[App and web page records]
--------
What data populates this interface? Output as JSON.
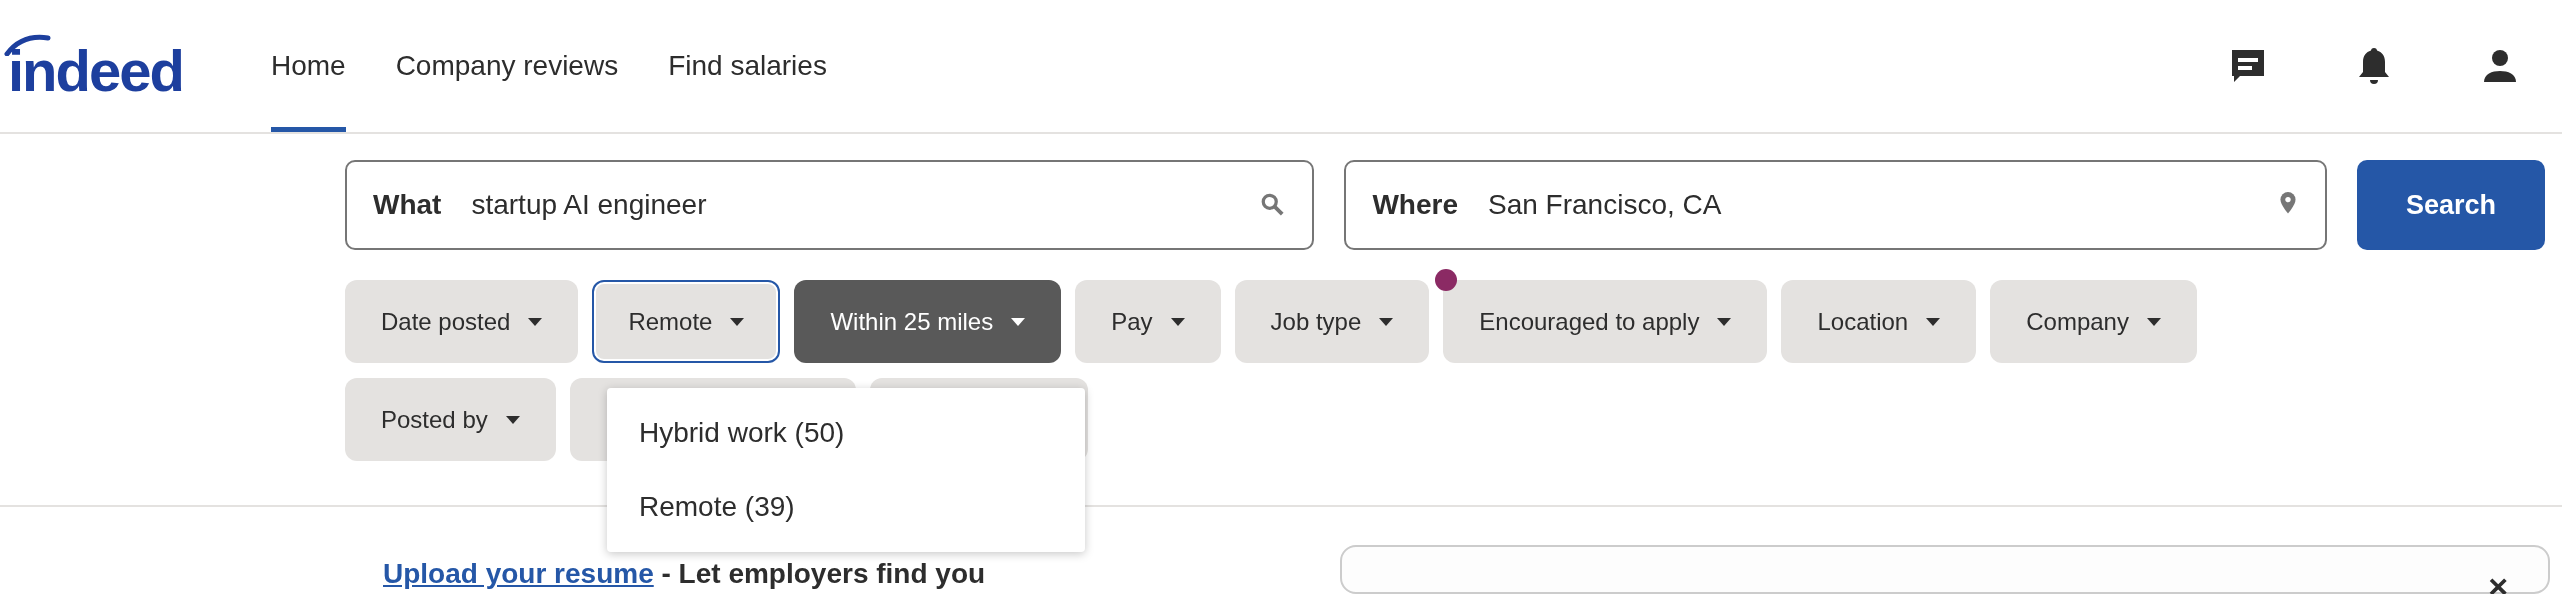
{
  "header": {
    "logo": "indeed",
    "nav": [
      {
        "label": "Home",
        "selected": true
      },
      {
        "label": "Company reviews",
        "selected": false
      },
      {
        "label": "Find salaries",
        "selected": false
      }
    ]
  },
  "search": {
    "what": {
      "label": "What",
      "value": "startup AI engineer"
    },
    "where": {
      "label": "Where",
      "value": "San Francisco, CA"
    },
    "button": "Search"
  },
  "filters": [
    [
      {
        "kind": "chip",
        "label": "Date posted",
        "expanded": false,
        "active": false,
        "indicator": false
      },
      {
        "kind": "chip",
        "label": "Remote",
        "expanded": true,
        "active": false,
        "indicator": false
      },
      {
        "kind": "chip",
        "label": "Within 25 miles",
        "expanded": false,
        "active": true,
        "indicator": false
      },
      {
        "kind": "chip",
        "label": "Pay",
        "expanded": false,
        "active": false,
        "indicator": false
      },
      {
        "kind": "chip",
        "label": "Job type",
        "expanded": false,
        "active": false,
        "indicator": false
      },
      {
        "kind": "chip",
        "label": "Encouraged to apply",
        "expanded": false,
        "active": false,
        "indicator": true
      },
      {
        "kind": "chip",
        "label": "Location",
        "expanded": false,
        "active": false,
        "indicator": false
      },
      {
        "kind": "chip",
        "label": "Company",
        "expanded": false,
        "active": false,
        "indicator": false
      }
    ],
    [
      {
        "kind": "chip",
        "label": "Posted by",
        "expanded": false,
        "active": false,
        "indicator": false
      },
      {
        "kind": "covered"
      },
      {
        "kind": "covered"
      }
    ]
  ],
  "dropdown": {
    "options": [
      "Hybrid work (50)",
      "Remote (39)"
    ]
  },
  "resume_prompt": {
    "link": "Upload your resume",
    "text": " - Let employers find you"
  },
  "side_card": {
    "close": "×"
  }
}
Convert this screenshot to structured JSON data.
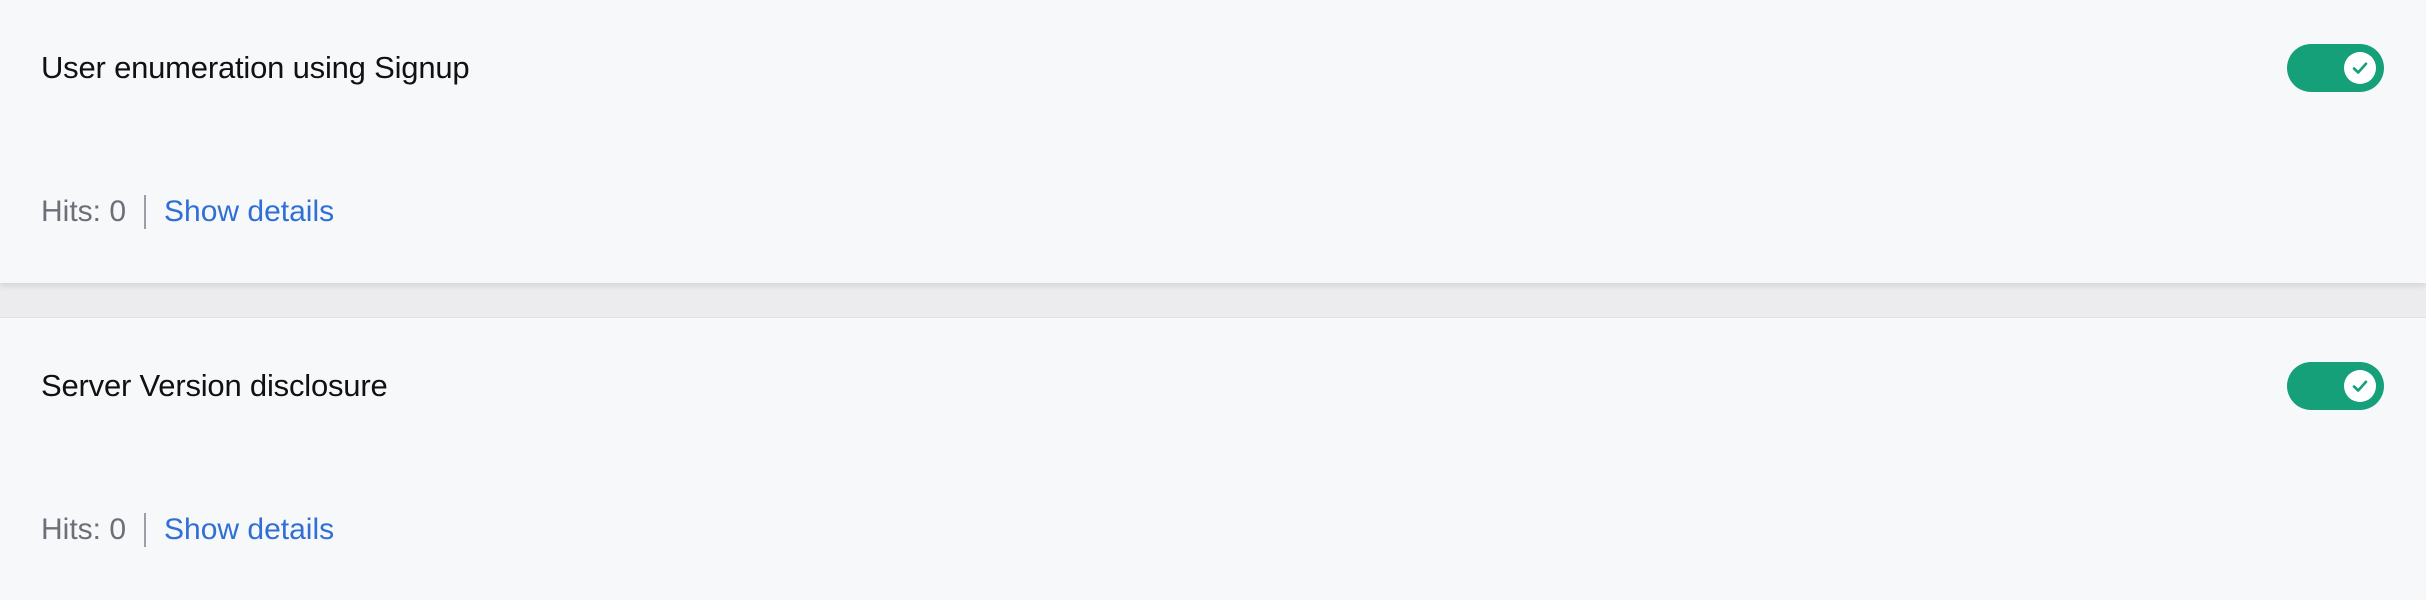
{
  "rules": [
    {
      "title": "User enumeration using Signup",
      "enabled": true,
      "hits_label": "Hits:",
      "hits_value": "0",
      "details_link": "Show details"
    },
    {
      "title": "Server Version disclosure",
      "enabled": true,
      "hits_label": "Hits:",
      "hits_value": "0",
      "details_link": "Show details"
    }
  ],
  "icons": {
    "toggle_knob": "check-icon"
  },
  "colors": {
    "toggle_on": "#15a07a",
    "link": "#2f6fd6",
    "card_background": "#f7f8fa"
  }
}
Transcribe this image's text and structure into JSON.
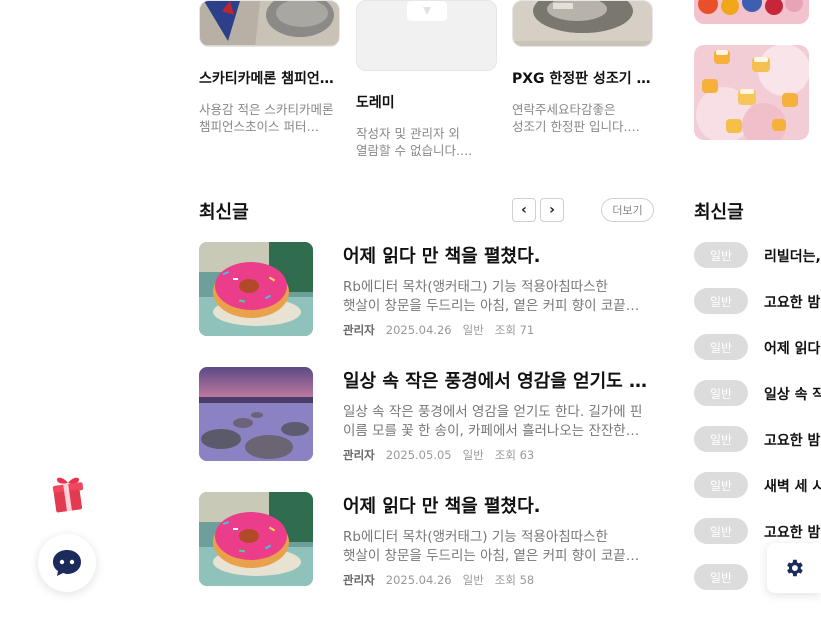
{
  "cards": [
    {
      "title": "스카티카메론 챔피언…",
      "desc": [
        "사용감 적은 스카티카메론",
        "챔피언스초이스 퍼터…"
      ]
    },
    {
      "title": "도레미",
      "desc": [
        "작성자 및 관리자 외",
        "열람할 수 없습니다.…"
      ]
    },
    {
      "title": "PXG 한정판 성조기 …",
      "desc": [
        "연락주세요타감좋은",
        "성조기 한정판 입니다.…"
      ]
    }
  ],
  "latest": {
    "title": "최신글",
    "prev_icon": "‹",
    "next_icon": "›",
    "more_label": "더보기",
    "posts": [
      {
        "title": "어제 읽다 만 책을 펼쳤다.",
        "excerpt": [
          "Rb에디터 목차(앵커태그) 기능 적용아침따스한",
          "햇살이 창문을 두드리는 아침, 옅은 커피 향이 코끝…"
        ],
        "author": "관리자",
        "date": "2025.04.26",
        "category": "일반",
        "views": "조회 71"
      },
      {
        "title": "일상 속 작은 풍경에서 영감을 얻기도 …",
        "excerpt": [
          "일상 속 작은 풍경에서 영감을 얻기도 한다. 길가에 핀",
          "이름 모를 꽃 한 송이, 카페에서 흘러나오는 잔잔한…"
        ],
        "author": "관리자",
        "date": "2025.05.05",
        "category": "일반",
        "views": "조회 63"
      },
      {
        "title": "어제 읽다 만 책을 펼쳤다.",
        "excerpt": [
          "Rb에디터 목차(앵커태그) 기능 적용아침따스한",
          "햇살이 창문을 두드리는 아침, 옅은 커피 향이 코끝…"
        ],
        "author": "관리자",
        "date": "2025.04.26",
        "category": "일반",
        "views": "조회 58"
      }
    ]
  },
  "sidebar_latest": {
    "title": "최신글",
    "items": [
      {
        "badge": "일반",
        "title": "리빌더는,"
      },
      {
        "badge": "일반",
        "title": "고요한 밤"
      },
      {
        "badge": "일반",
        "title": "어제 읽다"
      },
      {
        "badge": "일반",
        "title": "일상 속 작"
      },
      {
        "badge": "일반",
        "title": "고요한 밤"
      },
      {
        "badge": "일반",
        "title": "새벽 세 시"
      },
      {
        "badge": "일반",
        "title": "고요한 밤"
      },
      {
        "badge": "일반",
        "title": ""
      }
    ]
  },
  "icons": {
    "gift": "gift-icon",
    "chat": "chat-bubble-icon",
    "settings": "gear-icon"
  },
  "colors": {
    "badge_bg": "#dcdcdc",
    "settings_icon": "#1a2b5c",
    "chat_icon": "#1a2b5c"
  }
}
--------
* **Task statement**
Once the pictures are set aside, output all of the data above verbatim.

* **Written answer**
What data populates this interface? Output as JSON.
{
  "header": {
    "logo": "indeed",
    "nav": [
      {
        "label": "Home",
        "selected": true
      },
      {
        "label": "Company reviews",
        "selected": false
      },
      {
        "label": "Find salaries",
        "selected": false
      }
    ]
  },
  "search": {
    "what": {
      "label": "What",
      "value": "startup AI engineer"
    },
    "where": {
      "label": "Where",
      "value": "San Francisco, CA"
    },
    "button": "Search"
  },
  "filters": [
    [
      {
        "kind": "chip",
        "label": "Date posted",
        "expanded": false,
        "active": false,
        "indicator": false
      },
      {
        "kind": "chip",
        "label": "Remote",
        "expanded": true,
        "active": false,
        "indicator": false
      },
      {
        "kind": "chip",
        "label": "Within 25 miles",
        "expanded": false,
        "active": true,
        "indicator": false
      },
      {
        "kind": "chip",
        "label": "Pay",
        "expanded": false,
        "active": false,
        "indicator": false
      },
      {
        "kind": "chip",
        "label": "Job type",
        "expanded": false,
        "active": false,
        "indicator": false
      },
      {
        "kind": "chip",
        "label": "Encouraged to apply",
        "expanded": false,
        "active": false,
        "indicator": true
      },
      {
        "kind": "chip",
        "label": "Location",
        "expanded": false,
        "active": false,
        "indicator": false
      },
      {
        "kind": "chip",
        "label": "Company",
        "expanded": false,
        "active": false,
        "indicator": false
      }
    ],
    [
      {
        "kind": "chip",
        "label": "Posted by",
        "expanded": false,
        "active": false,
        "indicator": false
      },
      {
        "kind": "covered"
      },
      {
        "kind": "covered"
      }
    ]
  ],
  "dropdown": {
    "options": [
      "Hybrid work (50)",
      "Remote (39)"
    ]
  },
  "resume_prompt": {
    "link": "Upload your resume",
    "text": " - Let employers find you"
  },
  "side_card": {
    "close": "×"
  }
}
Convert this screenshot to structured JSON data.
{
  "rules": [
    {
      "title": "User enumeration using Signup",
      "enabled": true,
      "hits_label": "Hits:",
      "hits_value": "0",
      "details_link": "Show details"
    },
    {
      "title": "Server Version disclosure",
      "enabled": true,
      "hits_label": "Hits:",
      "hits_value": "0",
      "details_link": "Show details"
    }
  ],
  "icons": {
    "toggle_knob": "check-icon"
  },
  "colors": {
    "toggle_on": "#15a07a",
    "link": "#2f6fd6",
    "card_background": "#f7f8fa"
  }
}
Transcribe this image's text and structure into JSON.
{
  "cards": [
    {
      "title": "스카티카메론 챔피언…",
      "desc": [
        "사용감 적은 스카티카메론",
        "챔피언스초이스 퍼터…"
      ]
    },
    {
      "title": "도레미",
      "desc": [
        "작성자 및 관리자 외",
        "열람할 수 없습니다.…"
      ]
    },
    {
      "title": "PXG 한정판 성조기 …",
      "desc": [
        "연락주세요타감좋은",
        "성조기 한정판 입니다.…"
      ]
    }
  ],
  "latest": {
    "title": "최신글",
    "prev_icon": "‹",
    "next_icon": "›",
    "more_label": "더보기",
    "posts": [
      {
        "title": "어제 읽다 만 책을 펼쳤다.",
        "excerpt": [
          "Rb에디터 목차(앵커태그) 기능 적용아침따스한",
          "햇살이 창문을 두드리는 아침, 옅은 커피 향이 코끝…"
        ],
        "author": "관리자",
        "date": "2025.04.26",
        "category": "일반",
        "views": "조회 71"
      },
      {
        "title": "일상 속 작은 풍경에서 영감을 얻기도 …",
        "excerpt": [
          "일상 속 작은 풍경에서 영감을 얻기도 한다. 길가에 핀",
          "이름 모를 꽃 한 송이, 카페에서 흘러나오는 잔잔한…"
        ],
        "author": "관리자",
        "date": "2025.05.05",
        "category": "일반",
        "views": "조회 63"
      },
      {
        "title": "어제 읽다 만 책을 펼쳤다.",
        "excerpt": [
          "Rb에디터 목차(앵커태그) 기능 적용아침따스한",
          "햇살이 창문을 두드리는 아침, 옅은 커피 향이 코끝…"
        ],
        "author": "관리자",
        "date": "2025.04.26",
        "category": "일반",
        "views": "조회 58"
      }
    ]
  },
  "sidebar_latest": {
    "title": "최신글",
    "items": [
      {
        "badge": "일반",
        "title": "리빌더는,"
      },
      {
        "badge": "일반",
        "title": "고요한 밤"
      },
      {
        "badge": "일반",
        "title": "어제 읽다"
      },
      {
        "badge": "일반",
        "title": "일상 속 작"
      },
      {
        "badge": "일반",
        "title": "고요한 밤"
      },
      {
        "badge": "일반",
        "title": "새벽 세 시"
      },
      {
        "badge": "일반",
        "title": "고요한 밤"
      },
      {
        "badge": "일반",
        "title": ""
      }
    ]
  },
  "icons": {
    "gift": "gift-icon",
    "chat": "chat-bubble-icon",
    "settings": "gear-icon"
  },
  "colors": {
    "badge_bg": "#dcdcdc",
    "settings_icon": "#1a2b5c",
    "chat_icon": "#1a2b5c"
  }
}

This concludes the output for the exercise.